[Saved entries]
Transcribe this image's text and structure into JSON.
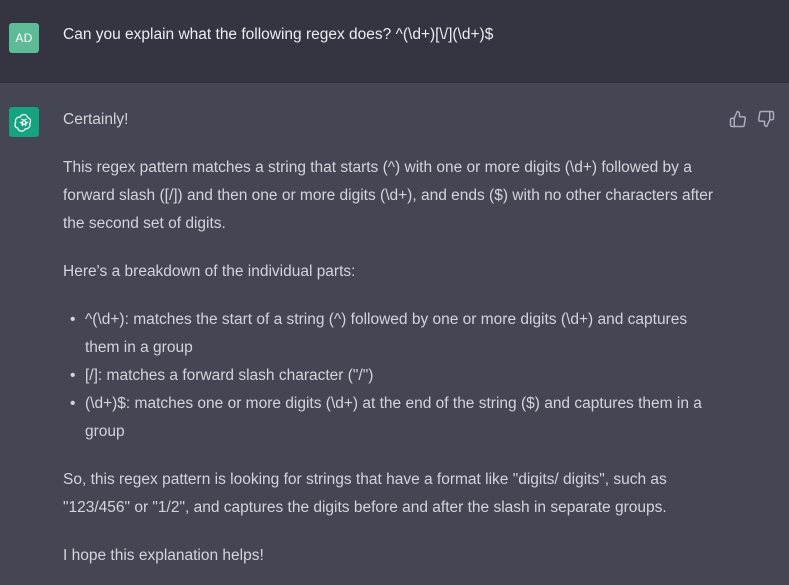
{
  "user": {
    "avatar_initials": "AD",
    "message": "Can you explain what the following regex does? ^(\\d+)[\\/](\\d+)$"
  },
  "assistant": {
    "intro": "Certainly!",
    "para1": "This regex pattern matches a string that starts (^) with one or more digits (\\d+) followed by a forward slash ([/]) and then one or more digits (\\d+), and ends ($) with no other characters after the second set of digits.",
    "para2": "Here's a breakdown of the individual parts:",
    "bullets": [
      "^(\\d+): matches the start of a string (^) followed by one or more digits (\\d+) and captures them in a group",
      "[/]: matches a forward slash character (\"/\")",
      "(\\d+)$: matches one or more digits (\\d+) at the end of the string ($) and captures them in a group"
    ],
    "para3": "So, this regex pattern is looking for strings that have a format like \"digits/ digits\", such as \"123/456\" or \"1/2\", and captures the digits before and after the slash in separate groups.",
    "para4": "I hope this explanation helps!"
  },
  "icons": {
    "assistant_avatar": "openai-logo-icon",
    "thumbs_up": "thumbs-up-icon",
    "thumbs_down": "thumbs-down-icon"
  },
  "colors": {
    "user_bg": "#343541",
    "assistant_bg": "#444654",
    "user_avatar": "#5dbb96",
    "assistant_avatar": "#16a37f",
    "text": "#d1d5db"
  }
}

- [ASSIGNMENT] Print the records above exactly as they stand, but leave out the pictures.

- [ANSWER BOX]
Transcribe this image's text and structure into JSON.
{
  "user": {
    "avatar_initials": "AD",
    "message": "Can you explain what the following regex does? ^(\\d+)[\\/](\\d+)$"
  },
  "assistant": {
    "intro": "Certainly!",
    "para1": "This regex pattern matches a string that starts (^) with one or more digits (\\d+) followed by a forward slash ([/]) and then one or more digits (\\d+), and ends ($) with no other characters after the second set of digits.",
    "para2": "Here's a breakdown of the individual parts:",
    "bullets": [
      "^(\\d+): matches the start of a string (^) followed by one or more digits (\\d+) and captures them in a group",
      "[/]: matches a forward slash character (\"/\")",
      "(\\d+)$: matches one or more digits (\\d+) at the end of the string ($) and captures them in a group"
    ],
    "para3": "So, this regex pattern is looking for strings that have a format like \"digits/ digits\", such as \"123/456\" or \"1/2\", and captures the digits before and after the slash in separate groups.",
    "para4": "I hope this explanation helps!"
  },
  "icons": {
    "assistant_avatar": "openai-logo-icon",
    "thumbs_up": "thumbs-up-icon",
    "thumbs_down": "thumbs-down-icon"
  },
  "colors": {
    "user_bg": "#343541",
    "assistant_bg": "#444654",
    "user_avatar": "#5dbb96",
    "assistant_avatar": "#16a37f",
    "text": "#d1d5db"
  }
}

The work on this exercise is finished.